Even a whole carved pumpkin can be utilised at the end of the season. Although they might not be suitable for cooking anymore, the wildlife will still be able to make use of it. Again, don’t put it on the ground, but make sure it’s in reach of birds, squirrels, badgers and more. Alternatively, and something you can do if you don’t want to attract animals into your garden, is to simply compost it. Once it’s broken down, you’ll be able to use it as fertiliser on your plants and crops some spring and summer.
Make your own treats
The cakes, biscuits and sweets that we buy in the shops are wrapped in plastic packaging that can’t be recycled. Instead, try your hand at baking some yourself. Alternatively, you could make up your own sweet bags in paper bags or boxes. If this sounds like a great idea, then travel to your local sweetshop and grab some a selection of traditional sweets and chocolates that come wrapped in paper.
This way, you’ll be able to recycle the paper they came in rather than throw plastic packaging straight in the bin to be sent to landfill. If you’re making your treats yourself, then make sure you let everyone know and be aware of any allergies or intolerances everyone has before offering them anything.
Play some eco-friendly games
Apple bobbing might not be the best game to play at Halloween anymore, since the pandemic, but even if you did choose to bring this classic game back, it’s eco-friendly in more ways than one. Use the water to water your plants and compost the apples so that you can use them as fertiliser come the flowering season.
Other games you can play include board games, because these can be used over and over again, year after year. You could even opt to play Halloween Charades, musical chairs, musical statues and other traditional games that every child will enjoy.

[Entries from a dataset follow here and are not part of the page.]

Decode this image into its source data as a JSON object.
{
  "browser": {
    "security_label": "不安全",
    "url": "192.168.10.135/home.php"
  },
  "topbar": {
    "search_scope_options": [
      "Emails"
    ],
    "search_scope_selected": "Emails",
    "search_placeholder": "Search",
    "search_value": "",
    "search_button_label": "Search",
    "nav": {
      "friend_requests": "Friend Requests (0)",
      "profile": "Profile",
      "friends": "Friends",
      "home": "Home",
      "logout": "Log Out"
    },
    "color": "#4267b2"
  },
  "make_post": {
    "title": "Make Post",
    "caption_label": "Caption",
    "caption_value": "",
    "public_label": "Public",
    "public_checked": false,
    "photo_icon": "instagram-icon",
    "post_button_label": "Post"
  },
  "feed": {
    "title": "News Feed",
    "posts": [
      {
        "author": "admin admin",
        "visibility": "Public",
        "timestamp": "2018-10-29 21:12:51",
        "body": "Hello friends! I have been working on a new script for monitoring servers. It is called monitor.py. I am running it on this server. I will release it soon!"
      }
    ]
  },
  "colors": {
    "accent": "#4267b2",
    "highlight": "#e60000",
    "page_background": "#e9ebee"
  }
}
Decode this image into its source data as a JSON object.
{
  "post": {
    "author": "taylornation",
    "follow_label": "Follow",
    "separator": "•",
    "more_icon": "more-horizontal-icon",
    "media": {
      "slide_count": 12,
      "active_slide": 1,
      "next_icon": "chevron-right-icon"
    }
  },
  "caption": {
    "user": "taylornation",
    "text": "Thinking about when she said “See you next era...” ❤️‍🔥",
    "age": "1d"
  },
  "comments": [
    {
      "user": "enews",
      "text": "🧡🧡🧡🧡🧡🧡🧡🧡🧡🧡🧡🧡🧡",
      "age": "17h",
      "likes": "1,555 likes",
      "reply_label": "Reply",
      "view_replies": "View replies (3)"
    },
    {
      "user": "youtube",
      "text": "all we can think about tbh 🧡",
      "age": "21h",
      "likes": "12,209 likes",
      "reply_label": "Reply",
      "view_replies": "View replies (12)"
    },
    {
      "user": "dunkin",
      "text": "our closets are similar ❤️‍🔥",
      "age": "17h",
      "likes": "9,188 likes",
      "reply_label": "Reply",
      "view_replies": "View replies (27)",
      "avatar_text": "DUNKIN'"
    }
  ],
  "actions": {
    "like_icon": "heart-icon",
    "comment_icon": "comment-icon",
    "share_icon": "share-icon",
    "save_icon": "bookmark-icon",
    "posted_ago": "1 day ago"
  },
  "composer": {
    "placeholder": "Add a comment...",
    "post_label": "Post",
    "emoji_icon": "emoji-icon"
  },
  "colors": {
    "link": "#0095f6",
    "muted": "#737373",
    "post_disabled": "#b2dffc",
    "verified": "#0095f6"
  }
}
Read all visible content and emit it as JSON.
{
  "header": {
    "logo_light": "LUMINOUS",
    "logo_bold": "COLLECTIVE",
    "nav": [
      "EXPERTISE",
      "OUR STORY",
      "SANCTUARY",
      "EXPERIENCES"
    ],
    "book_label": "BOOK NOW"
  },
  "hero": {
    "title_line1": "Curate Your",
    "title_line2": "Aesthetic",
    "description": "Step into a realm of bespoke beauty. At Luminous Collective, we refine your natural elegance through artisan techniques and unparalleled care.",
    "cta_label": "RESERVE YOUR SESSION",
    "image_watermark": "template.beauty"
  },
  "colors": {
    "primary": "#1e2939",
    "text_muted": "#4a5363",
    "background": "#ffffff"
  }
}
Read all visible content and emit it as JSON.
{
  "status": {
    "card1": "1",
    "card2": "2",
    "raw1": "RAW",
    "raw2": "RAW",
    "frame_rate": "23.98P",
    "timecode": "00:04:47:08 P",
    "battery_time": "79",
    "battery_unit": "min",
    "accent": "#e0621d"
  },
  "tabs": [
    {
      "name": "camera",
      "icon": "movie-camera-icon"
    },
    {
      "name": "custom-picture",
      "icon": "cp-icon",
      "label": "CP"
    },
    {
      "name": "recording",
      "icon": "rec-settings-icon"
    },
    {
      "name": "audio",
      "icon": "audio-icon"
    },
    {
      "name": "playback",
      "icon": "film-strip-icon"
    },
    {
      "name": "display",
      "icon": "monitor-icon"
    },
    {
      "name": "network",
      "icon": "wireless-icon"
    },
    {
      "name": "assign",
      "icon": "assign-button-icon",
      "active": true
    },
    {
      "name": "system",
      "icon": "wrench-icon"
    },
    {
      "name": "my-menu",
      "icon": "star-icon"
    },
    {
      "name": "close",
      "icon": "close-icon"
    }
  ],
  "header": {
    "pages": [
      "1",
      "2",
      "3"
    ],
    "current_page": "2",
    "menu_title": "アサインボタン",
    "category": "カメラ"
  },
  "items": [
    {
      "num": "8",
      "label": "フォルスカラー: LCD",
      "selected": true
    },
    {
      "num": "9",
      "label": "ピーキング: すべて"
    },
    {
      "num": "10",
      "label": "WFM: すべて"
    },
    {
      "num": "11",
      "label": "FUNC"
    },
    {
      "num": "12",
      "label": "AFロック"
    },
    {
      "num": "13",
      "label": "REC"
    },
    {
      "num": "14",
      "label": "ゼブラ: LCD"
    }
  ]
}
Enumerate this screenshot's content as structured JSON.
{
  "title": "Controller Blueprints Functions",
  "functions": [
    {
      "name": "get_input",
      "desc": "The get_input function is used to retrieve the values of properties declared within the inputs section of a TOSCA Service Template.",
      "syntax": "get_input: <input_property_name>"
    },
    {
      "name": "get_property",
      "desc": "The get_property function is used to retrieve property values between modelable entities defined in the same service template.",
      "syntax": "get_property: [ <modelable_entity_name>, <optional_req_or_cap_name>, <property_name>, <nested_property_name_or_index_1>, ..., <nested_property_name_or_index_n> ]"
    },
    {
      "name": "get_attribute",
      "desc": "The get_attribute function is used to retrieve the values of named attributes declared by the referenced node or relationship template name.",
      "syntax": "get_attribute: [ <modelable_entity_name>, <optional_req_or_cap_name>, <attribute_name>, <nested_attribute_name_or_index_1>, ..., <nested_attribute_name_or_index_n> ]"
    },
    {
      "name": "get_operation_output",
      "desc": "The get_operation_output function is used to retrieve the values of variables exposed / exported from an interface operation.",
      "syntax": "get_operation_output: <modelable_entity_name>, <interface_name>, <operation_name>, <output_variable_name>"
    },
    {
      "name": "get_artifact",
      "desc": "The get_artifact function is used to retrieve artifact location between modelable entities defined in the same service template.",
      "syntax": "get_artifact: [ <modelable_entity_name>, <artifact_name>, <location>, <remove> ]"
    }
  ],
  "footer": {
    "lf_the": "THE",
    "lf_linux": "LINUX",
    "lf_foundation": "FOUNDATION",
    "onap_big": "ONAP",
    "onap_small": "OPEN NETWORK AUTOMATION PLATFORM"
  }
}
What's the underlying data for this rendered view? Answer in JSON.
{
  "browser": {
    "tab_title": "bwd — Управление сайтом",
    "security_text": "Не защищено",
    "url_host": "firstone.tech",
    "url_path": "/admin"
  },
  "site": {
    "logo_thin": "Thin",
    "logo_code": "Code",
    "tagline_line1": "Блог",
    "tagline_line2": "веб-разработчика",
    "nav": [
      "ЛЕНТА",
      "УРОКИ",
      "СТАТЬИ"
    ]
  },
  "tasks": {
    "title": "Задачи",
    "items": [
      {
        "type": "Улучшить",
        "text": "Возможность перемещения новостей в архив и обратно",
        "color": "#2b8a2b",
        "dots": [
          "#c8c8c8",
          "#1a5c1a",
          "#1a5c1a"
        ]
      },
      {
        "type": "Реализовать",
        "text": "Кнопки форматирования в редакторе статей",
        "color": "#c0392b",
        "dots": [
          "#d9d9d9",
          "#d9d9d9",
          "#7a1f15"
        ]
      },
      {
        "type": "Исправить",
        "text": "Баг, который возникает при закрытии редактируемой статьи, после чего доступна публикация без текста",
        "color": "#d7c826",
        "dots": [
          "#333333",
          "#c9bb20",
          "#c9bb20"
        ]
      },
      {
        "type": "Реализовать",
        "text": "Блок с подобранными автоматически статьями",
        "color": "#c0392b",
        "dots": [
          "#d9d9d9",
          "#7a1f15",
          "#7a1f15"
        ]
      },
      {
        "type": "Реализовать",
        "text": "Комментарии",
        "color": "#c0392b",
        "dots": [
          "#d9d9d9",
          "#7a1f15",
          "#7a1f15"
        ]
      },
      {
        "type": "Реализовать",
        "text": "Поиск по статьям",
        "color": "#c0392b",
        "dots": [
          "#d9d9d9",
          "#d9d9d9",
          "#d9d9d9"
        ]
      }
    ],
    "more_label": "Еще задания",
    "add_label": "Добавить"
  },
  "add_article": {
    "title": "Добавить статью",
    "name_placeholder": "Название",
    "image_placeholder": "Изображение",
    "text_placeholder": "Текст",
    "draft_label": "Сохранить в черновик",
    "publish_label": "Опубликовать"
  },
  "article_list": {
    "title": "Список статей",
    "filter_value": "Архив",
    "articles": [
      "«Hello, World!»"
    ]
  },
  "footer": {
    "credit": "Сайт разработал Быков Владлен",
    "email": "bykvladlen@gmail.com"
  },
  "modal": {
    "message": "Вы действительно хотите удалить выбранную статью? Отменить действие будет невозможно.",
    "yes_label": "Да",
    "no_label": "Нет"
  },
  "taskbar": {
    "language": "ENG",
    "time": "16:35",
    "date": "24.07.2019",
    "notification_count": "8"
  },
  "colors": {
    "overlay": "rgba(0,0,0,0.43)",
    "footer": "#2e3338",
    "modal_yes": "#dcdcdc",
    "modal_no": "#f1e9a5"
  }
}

Basically, choose a game or an activity that doesn’t involve buying anything new and give out prizes that aren’t wrapped in plastic or other non-recyclable materials.